▸ **Action item**
Each line below should be reproduced without any alteration.
(The data begins)
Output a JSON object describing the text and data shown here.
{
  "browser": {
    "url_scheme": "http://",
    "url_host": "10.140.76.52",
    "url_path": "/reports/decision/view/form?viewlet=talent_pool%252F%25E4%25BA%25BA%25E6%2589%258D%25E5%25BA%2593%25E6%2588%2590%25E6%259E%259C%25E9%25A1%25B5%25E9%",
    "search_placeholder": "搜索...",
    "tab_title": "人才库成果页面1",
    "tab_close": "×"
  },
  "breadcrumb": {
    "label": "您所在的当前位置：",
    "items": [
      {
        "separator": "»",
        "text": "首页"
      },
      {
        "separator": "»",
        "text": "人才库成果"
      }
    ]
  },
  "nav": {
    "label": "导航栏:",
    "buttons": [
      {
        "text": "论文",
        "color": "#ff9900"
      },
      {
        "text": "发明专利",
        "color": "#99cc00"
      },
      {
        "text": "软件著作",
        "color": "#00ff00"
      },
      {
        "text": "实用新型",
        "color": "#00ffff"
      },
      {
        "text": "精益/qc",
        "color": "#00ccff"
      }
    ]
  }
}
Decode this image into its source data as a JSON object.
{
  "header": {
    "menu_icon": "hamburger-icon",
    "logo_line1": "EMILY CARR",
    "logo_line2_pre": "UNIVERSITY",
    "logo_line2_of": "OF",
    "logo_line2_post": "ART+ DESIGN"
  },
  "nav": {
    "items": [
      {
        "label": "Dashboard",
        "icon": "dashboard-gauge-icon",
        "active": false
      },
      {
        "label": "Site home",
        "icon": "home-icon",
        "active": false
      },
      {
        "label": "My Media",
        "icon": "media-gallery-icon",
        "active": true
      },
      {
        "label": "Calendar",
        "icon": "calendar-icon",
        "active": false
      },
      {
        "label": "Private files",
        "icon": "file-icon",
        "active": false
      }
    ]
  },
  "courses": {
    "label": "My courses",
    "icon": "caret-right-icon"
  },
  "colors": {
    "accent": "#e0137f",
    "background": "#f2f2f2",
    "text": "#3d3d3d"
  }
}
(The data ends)
▸ **Response to this task**
Output a JSON object describing the text and data shown here.
{
  "browser": {
    "url_scheme": "http://",
    "url_host": "10.140.76.52",
    "url_path": "/reports/decision/view/form?viewlet=talent_pool%252F%25E4%25BA%25BA%25E6%2589%258D%25E5%25BA%2593%25E6%2588%2590%25E6%259E%259C%25E9%25A1%25B5%25E9%",
    "search_placeholder": "搜索...",
    "tab_title": "人才库成果页面1",
    "tab_close": "×"
  },
  "breadcrumb": {
    "label": "您所在的当前位置：",
    "items": [
      {
        "separator": "»",
        "text": "首页"
      },
      {
        "separator": "»",
        "text": "人才库成果"
      }
    ]
  },
  "nav": {
    "label": "导航栏:",
    "buttons": [
      {
        "text": "论文",
        "color": "#ff9900"
      },
      {
        "text": "发明专利",
        "color": "#99cc00"
      },
      {
        "text": "软件著作",
        "color": "#00ff00"
      },
      {
        "text": "实用新型",
        "color": "#00ffff"
      },
      {
        "text": "精益/qc",
        "color": "#00ccff"
      }
    ]
  }
}
Decode this image into its source data as a JSON object.
{
  "header": {
    "menu_icon": "hamburger-icon",
    "logo_line1": "EMILY CARR",
    "logo_line2_pre": "UNIVERSITY",
    "logo_line2_of": "OF",
    "logo_line2_post": "ART+ DESIGN"
  },
  "nav": {
    "items": [
      {
        "label": "Dashboard",
        "icon": "dashboard-gauge-icon",
        "active": false
      },
      {
        "label": "Site home",
        "icon": "home-icon",
        "active": false
      },
      {
        "label": "My Media",
        "icon": "media-gallery-icon",
        "active": true
      },
      {
        "label": "Calendar",
        "icon": "calendar-icon",
        "active": false
      },
      {
        "label": "Private files",
        "icon": "file-icon",
        "active": false
      }
    ]
  },
  "courses": {
    "label": "My courses",
    "icon": "caret-right-icon"
  },
  "colors": {
    "accent": "#e0137f",
    "background": "#f2f2f2",
    "text": "#3d3d3d"
  }
}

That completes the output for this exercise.